"Let me make it real simple: This has been going on about 30 years. And it has been known," Marvin X said. The bakery "had a dark side, and it was as real as the light side."
In 2002, Alameda County prosecutors charged Bey with forcing a foster daughter to act as his underage mistress a quarter-century earlier. Bey died before the trial, triggering a succession crisis on the scale of the patriarch's profligacy: He reportedly fathered 43 children.
Months later, Bey's chosen successor turned up in a shallow grave. The son who then took over was killed in an attempted carjacking in 2005. New leader Yusuf Bey IV, then 19, was arrested that year for vandalizing two neighborhood liquor stores in a vigilante enforcement of Muslim prohibitions on alcohol. A year later, he was charged with trying to drive his BMW over bouncers outside a San Francisco strip club.
Intimidation was a recurring theme.
"It's not the death threats I minded, it's the credible death threats," said Chris Thompson, who after writing the exposés for the East Bay Express was told he would die, and found himself being followed. "It eventually got bad enough I decided to leave town for a while."

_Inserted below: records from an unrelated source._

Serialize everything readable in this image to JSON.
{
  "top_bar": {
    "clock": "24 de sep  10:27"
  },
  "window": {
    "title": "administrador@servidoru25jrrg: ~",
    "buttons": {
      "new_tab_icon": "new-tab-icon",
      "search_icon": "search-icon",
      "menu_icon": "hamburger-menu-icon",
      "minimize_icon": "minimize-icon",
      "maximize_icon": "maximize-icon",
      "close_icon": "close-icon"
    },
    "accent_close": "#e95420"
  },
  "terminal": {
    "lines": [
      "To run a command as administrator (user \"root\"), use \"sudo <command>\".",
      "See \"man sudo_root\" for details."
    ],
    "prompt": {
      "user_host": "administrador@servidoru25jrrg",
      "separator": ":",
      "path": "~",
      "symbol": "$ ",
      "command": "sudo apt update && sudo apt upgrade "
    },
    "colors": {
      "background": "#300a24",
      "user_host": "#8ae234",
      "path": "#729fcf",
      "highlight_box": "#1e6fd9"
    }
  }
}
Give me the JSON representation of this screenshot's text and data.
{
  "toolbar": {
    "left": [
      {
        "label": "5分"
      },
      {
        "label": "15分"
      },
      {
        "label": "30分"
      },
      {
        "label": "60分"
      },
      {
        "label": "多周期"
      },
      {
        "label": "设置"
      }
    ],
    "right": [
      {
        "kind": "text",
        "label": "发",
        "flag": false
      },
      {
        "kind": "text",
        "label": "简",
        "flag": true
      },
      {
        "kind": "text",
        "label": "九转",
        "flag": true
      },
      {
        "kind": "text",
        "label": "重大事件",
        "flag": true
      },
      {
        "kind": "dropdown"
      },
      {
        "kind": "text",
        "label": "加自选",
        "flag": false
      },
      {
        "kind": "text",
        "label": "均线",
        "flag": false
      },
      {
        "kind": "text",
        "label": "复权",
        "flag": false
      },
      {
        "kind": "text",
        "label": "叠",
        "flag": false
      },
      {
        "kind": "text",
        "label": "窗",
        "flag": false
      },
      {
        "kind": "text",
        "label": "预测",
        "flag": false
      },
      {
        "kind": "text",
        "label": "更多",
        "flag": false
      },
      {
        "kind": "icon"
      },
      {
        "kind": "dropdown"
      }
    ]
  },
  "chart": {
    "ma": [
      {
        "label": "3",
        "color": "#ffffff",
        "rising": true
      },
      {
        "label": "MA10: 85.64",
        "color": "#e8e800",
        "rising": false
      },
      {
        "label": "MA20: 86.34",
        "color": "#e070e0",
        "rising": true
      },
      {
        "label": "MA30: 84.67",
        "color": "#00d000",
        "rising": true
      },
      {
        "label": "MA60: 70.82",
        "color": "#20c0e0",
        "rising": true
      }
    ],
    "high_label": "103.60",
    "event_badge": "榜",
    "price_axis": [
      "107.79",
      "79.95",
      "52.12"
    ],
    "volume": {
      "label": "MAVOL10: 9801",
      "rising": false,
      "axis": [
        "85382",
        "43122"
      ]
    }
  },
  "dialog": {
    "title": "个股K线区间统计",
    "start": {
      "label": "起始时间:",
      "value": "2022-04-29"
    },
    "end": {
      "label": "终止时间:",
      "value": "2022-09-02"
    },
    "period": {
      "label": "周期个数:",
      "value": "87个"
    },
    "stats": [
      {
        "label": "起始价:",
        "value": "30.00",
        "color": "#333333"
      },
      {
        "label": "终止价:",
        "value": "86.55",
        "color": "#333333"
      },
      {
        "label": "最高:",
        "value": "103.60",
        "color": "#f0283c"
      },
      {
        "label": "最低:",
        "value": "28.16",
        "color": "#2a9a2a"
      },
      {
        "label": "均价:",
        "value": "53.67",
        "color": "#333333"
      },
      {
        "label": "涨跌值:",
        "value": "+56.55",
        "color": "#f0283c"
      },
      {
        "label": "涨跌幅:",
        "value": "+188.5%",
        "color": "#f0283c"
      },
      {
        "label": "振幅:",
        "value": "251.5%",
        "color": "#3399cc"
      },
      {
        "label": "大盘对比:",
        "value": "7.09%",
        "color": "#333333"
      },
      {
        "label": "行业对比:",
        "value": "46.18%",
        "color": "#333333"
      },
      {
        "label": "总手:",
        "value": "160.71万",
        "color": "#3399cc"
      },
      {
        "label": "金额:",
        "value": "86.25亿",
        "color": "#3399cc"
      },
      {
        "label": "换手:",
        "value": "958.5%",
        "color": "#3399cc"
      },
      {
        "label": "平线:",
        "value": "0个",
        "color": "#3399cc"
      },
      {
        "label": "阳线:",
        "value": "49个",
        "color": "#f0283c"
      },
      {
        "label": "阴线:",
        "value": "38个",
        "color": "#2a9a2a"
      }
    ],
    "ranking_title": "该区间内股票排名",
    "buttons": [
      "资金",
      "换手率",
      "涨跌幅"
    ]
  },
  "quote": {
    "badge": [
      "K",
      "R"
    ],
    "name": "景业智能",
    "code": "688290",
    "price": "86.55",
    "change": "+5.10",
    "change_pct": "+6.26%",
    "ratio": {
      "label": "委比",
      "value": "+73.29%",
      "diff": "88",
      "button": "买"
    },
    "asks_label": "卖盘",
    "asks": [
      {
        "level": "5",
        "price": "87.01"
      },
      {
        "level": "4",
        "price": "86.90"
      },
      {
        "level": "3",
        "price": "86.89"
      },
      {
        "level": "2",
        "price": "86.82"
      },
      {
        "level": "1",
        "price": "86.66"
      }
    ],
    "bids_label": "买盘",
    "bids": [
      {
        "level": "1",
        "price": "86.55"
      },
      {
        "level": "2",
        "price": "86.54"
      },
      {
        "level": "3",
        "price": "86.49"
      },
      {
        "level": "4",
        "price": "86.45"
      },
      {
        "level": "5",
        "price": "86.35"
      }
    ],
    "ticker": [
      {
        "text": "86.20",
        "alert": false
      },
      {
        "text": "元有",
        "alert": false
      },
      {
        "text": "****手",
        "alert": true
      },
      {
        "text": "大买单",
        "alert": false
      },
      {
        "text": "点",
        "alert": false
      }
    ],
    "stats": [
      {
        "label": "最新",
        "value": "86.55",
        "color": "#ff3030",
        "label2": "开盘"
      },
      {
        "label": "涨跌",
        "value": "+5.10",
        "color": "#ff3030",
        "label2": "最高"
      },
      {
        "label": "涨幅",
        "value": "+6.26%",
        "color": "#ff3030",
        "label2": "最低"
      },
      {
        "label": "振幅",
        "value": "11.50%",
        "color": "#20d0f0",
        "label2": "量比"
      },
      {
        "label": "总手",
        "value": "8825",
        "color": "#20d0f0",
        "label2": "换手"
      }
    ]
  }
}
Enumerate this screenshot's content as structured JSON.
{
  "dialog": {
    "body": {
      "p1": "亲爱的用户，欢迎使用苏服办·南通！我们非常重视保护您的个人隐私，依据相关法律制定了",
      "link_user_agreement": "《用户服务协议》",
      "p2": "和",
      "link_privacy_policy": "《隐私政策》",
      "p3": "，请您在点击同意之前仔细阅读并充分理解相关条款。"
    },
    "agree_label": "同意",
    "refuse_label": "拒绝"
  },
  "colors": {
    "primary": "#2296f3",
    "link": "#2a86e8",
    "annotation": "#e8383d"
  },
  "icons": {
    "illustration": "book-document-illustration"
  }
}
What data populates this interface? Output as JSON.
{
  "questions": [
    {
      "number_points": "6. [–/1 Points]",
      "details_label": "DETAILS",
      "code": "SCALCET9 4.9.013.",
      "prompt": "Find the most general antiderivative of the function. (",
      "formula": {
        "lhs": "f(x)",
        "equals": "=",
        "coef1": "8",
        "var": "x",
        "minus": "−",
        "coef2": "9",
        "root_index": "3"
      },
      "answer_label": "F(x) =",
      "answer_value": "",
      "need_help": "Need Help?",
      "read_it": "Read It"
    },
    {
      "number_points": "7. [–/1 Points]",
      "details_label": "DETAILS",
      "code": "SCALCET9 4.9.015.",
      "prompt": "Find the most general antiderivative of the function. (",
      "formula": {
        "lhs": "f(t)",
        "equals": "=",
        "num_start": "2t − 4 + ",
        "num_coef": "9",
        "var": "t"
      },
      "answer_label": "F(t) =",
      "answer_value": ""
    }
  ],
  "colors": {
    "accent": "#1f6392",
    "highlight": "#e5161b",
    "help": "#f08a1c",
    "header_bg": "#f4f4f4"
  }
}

Deputy District Attorney Scott Swisher recalled 20 to 30 young men lining the corridors to a courtroom where four Bey associates were accused of torturing a Nigerian immigrant over money.
"The bow ties, the whole bit," Swisher said. "I felt like I was in the Antarctic. Isn't that where penguins are?"
Police said Devaughndre Broussard, the handyman charged in Bailey's killing, stalked him openly, masked but carrying a double-barreled shotgun down city streets. He allegedly found the journalist at the corner of Alice and 14th streets, where impromptu memorials have sprung up.
"It's just harking back to another era," Swisher said. "It reminded me of the Marcus Foster shooting. I sat up in bed."
Foster was the school superintendent killed in 1973 by a hollow-point slug dipped in cyanide by members of the Symbionese Liberation Army, the Oakland guerrilla group that kidnapped Patricia Hearst and as ransom demanded food distribution to the poor. Foster, like Bailey, was black and well-regarded in the community steeped in the distinctions between militancy and street violence.
"It's a weird web, Oakland," said Malcolm Marshall, host of the "Youth Outlook" radio talk show. He stood outside the funeral with a tape recorder. "My question to people today is, 'Do you feel safe in Oakland?' And a lot do."
The police response comforted some. Hours after the shooting, in a predawn operation planned earlier, scores of officers swarmed the bakery. Seven men were arrested on charges including kidnapping and torture. Police said two other killings appear linked to the group.
"It ain't over. This community will know what Chauncey and I were working on," Post publisher Paul Cobb declared over his editor's coffin, draped in kente cloth. The crowd rose in ovation.